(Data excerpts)
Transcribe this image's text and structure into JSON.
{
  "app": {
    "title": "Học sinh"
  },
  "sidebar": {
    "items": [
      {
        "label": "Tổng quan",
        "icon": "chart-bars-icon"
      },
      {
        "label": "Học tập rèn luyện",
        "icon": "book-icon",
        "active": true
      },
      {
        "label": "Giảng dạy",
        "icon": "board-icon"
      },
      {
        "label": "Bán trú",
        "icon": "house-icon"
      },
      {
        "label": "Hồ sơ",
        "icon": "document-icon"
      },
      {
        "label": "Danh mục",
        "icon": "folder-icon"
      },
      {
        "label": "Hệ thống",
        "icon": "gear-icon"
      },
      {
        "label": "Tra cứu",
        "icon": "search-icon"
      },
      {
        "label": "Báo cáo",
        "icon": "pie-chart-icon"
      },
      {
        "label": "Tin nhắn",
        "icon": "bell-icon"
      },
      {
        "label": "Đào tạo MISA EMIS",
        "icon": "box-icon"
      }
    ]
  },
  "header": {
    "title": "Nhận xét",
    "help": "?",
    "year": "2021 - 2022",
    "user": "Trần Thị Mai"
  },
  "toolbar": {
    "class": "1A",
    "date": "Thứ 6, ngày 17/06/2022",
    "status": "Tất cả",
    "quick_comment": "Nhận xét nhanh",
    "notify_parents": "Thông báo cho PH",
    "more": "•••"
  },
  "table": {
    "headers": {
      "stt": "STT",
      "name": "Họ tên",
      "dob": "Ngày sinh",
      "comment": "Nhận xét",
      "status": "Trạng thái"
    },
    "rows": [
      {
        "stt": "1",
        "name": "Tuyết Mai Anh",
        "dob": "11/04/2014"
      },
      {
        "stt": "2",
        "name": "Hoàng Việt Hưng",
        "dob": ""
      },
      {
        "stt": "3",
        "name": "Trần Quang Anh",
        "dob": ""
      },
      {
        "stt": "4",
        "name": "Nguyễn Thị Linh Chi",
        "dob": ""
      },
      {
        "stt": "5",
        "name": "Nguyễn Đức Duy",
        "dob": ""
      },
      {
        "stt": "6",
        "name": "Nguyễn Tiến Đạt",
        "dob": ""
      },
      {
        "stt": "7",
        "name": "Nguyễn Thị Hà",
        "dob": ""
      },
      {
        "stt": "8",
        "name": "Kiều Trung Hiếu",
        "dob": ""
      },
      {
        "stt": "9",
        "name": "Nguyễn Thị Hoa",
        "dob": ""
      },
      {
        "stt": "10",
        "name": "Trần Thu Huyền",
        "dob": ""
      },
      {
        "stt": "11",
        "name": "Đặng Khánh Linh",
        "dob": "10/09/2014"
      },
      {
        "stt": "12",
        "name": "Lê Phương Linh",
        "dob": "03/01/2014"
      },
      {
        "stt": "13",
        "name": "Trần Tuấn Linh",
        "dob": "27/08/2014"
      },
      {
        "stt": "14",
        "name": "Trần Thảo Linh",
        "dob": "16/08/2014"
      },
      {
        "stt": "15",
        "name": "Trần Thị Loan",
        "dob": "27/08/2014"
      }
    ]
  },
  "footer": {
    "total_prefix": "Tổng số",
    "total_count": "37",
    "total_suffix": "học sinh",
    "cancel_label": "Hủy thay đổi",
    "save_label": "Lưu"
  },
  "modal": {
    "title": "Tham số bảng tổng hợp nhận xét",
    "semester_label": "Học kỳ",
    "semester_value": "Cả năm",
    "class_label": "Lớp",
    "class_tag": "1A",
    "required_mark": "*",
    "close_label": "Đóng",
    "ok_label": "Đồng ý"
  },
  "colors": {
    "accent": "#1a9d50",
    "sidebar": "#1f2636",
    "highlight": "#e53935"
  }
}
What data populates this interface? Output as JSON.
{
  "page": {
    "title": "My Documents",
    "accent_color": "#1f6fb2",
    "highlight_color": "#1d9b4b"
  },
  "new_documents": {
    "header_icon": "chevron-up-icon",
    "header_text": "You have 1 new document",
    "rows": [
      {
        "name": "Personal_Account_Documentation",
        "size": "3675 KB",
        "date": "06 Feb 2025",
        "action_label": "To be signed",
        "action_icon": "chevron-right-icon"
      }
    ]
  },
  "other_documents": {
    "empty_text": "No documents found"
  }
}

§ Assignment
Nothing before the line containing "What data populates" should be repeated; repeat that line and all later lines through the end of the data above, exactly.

§ Solution to the exercise
What data populates this interface? Output as JSON.
{
  "page": {
    "title": "My Documents",
    "accent_color": "#1f6fb2",
    "highlight_color": "#1d9b4b"
  },
  "new_documents": {
    "header_icon": "chevron-up-icon",
    "header_text": "You have 1 new document",
    "rows": [
      {
        "name": "Personal_Account_Documentation",
        "size": "3675 KB",
        "date": "06 Feb 2025",
        "action_label": "To be signed",
        "action_icon": "chevron-right-icon"
      }
    ]
  },
  "other_documents": {
    "empty_text": "No documents found"
  }
}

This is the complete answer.